Look through the records below and copy each line that includes the word "JSON".

[Input material — start]

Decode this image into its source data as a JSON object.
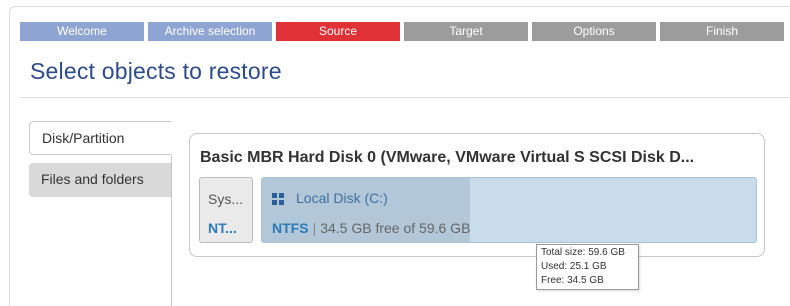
{
  "wizard_steps": [
    {
      "label": "Welcome",
      "state": "done"
    },
    {
      "label": "Archive selection",
      "state": "done"
    },
    {
      "label": "Source",
      "state": "active"
    },
    {
      "label": "Target",
      "state": "todo"
    },
    {
      "label": "Options",
      "state": "todo"
    },
    {
      "label": "Finish",
      "state": "todo"
    }
  ],
  "colors": {
    "step_done": "#8ea4d2",
    "step_active": "#e03236",
    "step_todo": "#9c9c9c",
    "title_blue": "#2c4c8e",
    "fs_blue": "#2b7bb9"
  },
  "page_title": "Select objects to restore",
  "tabs": [
    {
      "label": "Disk/Partition",
      "selected": true
    },
    {
      "label": "Files and folders",
      "selected": false
    }
  ],
  "disk": {
    "title": "Basic MBR Hard Disk 0 (VMware, VMware Virtual S SCSI Disk D...",
    "partitions": [
      {
        "name": "Sys...",
        "fs": "NT..."
      },
      {
        "icon": "windows-icon",
        "name": "Local Disk (C:)",
        "fs": "NTFS",
        "separator": "|",
        "usage": "34.5 GB free of 59.6 GB",
        "used_fraction": 0.421
      }
    ]
  },
  "tooltip": {
    "total": "Total size: 59.6 GB",
    "used": "Used: 25.1 GB",
    "free": "Free: 34.5 GB"
  }
}
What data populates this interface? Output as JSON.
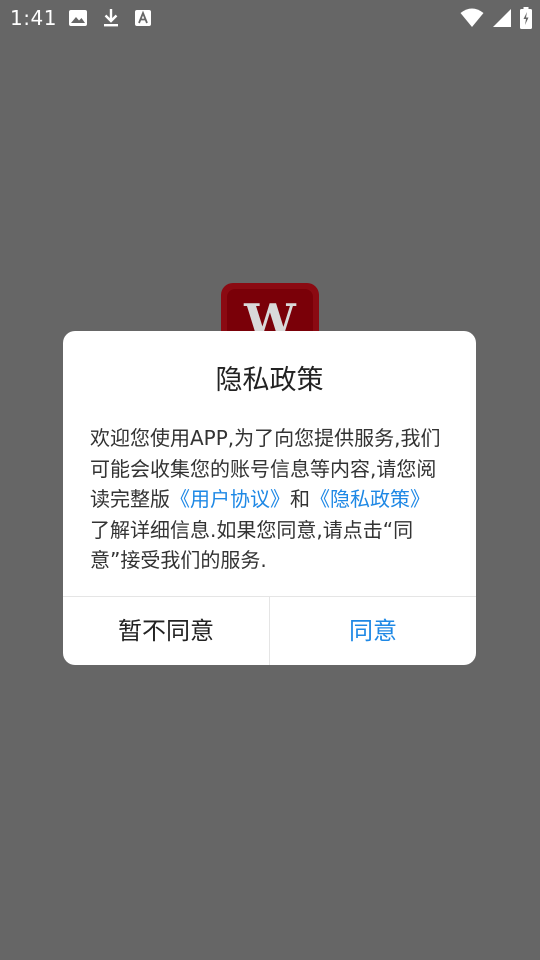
{
  "status_bar": {
    "time": "1:41",
    "icons_left": [
      "image-icon",
      "download-icon",
      "font-icon"
    ],
    "icons_right": [
      "wifi-icon",
      "signal-icon",
      "battery-icon"
    ]
  },
  "app_logo": {
    "letter": "W",
    "color": "#8b0a12"
  },
  "dialog": {
    "title": "隐私政策",
    "body_prefix": "欢迎您使用APP,为了向您提供服务,我们可能会收集您的账号信息等内容,请您阅读完整版",
    "link_user_agreement": "《用户协议》",
    "body_and": "和",
    "link_privacy_policy": "《隐私政策》",
    "body_suffix": "了解详细信息.如果您同意,请点击“同意”接受我们的服务.",
    "disagree_label": "暂不同意",
    "agree_label": "同意",
    "link_color": "#1e88e5"
  }
}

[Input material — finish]

Solution:
Decode this image into its source data as a JSON object.
What data populates this interface? Output as JSON.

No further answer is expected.